The law has been thoroughly examined, but it primarily proposes that all Kenyans receive the Huduma Namba. Huduma Namba, which is based on the NIIMS national database, will also be linked to all government services, meaning that without the Huduma Card, a person will be unable to get such services from the government.
“Every resident individual shall have a mandatory obligation to present Huduma Namba in order to be issued with a passport, apply for a driving license, register a mobile phone number, register as a voter, pay taxes, transact in the financial market, open a bank account, register a company or public benefit organization, transfer or make any dealings in land, register for power connection, access universal healthcare services, register a marriage…” reads part of the bill.
The Huduma Bill also aims to bring other Acts into line with it.
Existing databases that serve both functional and basic purposes, such as voter registers, taxes, and social services and products, will continue to exist but will be updated on a regular basis using NIIMS.
However, several Acts of Parliament govern social services and other types of data, such as the Citizen and Immigration Act 2011, the Tax Procedures Act 2015, the National Hospital Insurance Act 1998, and the Elections Act 2011, to name a few. The Huduma Bill 2019 proposes that these Acts be amended to allow for the efficiencies that will be gained by relying on Huduma Namba for identification and registration.
A law modification proposed for 2021 would also give Huduma Namba to babies for tax purposes. Huduma Namba will be assigned at birth or upon enrollment, according to the modification. Parents should be aware that this registration process must be completed within 90 days after the birth of their child. Payment of a late registration penalty will be required for late registrations.
As can be seen, the bill has a number of concerns, some of which have been raised by stakeholders and other interested parties.

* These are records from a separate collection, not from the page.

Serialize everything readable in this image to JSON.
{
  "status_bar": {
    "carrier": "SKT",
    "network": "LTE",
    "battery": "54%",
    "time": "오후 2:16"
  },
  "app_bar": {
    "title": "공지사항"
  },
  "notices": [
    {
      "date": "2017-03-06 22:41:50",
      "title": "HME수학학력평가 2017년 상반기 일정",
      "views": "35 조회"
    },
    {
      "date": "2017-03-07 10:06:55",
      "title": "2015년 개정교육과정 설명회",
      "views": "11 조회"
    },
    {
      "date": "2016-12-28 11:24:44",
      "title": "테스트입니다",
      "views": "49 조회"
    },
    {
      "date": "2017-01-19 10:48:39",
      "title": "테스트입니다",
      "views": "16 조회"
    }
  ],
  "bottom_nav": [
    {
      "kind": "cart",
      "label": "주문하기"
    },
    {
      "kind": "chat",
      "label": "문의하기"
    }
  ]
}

ARTICLE 19 Eastern Africa, in collaboration with Civil Society Organizations, has filed a joint memorandum to Parliament to guarantee that the Huduma Bill promotes the full fulfilment of legal identity, privacy, and data protection.
Furthermore, ARTICLE 19 has generated some intriguing suggestions. It states that the government should be tasked with investing in increasing user trust and confidence in digital ID. This should be accomplished by involving the general population. Before shifting to the Huduma Namba system, the government should create a completely inclusive identity system, which implies that locals can access documents such as birth certificates and ordinary IDs.
Public hearing of the bill.
On Wednesday, February 23, 2022, from 9 a.m. to 5 p.m., a public hearing on the Huduma Bill will be held in the mini-chamber 1st Floor, County Hall, Parliament Buildings.
A public hearing invitation states, “Members of the public wishing to participate in the public hearing are required to prepare detailed written submissions, which they will hand over to the Committee in addition to the oral submission made.”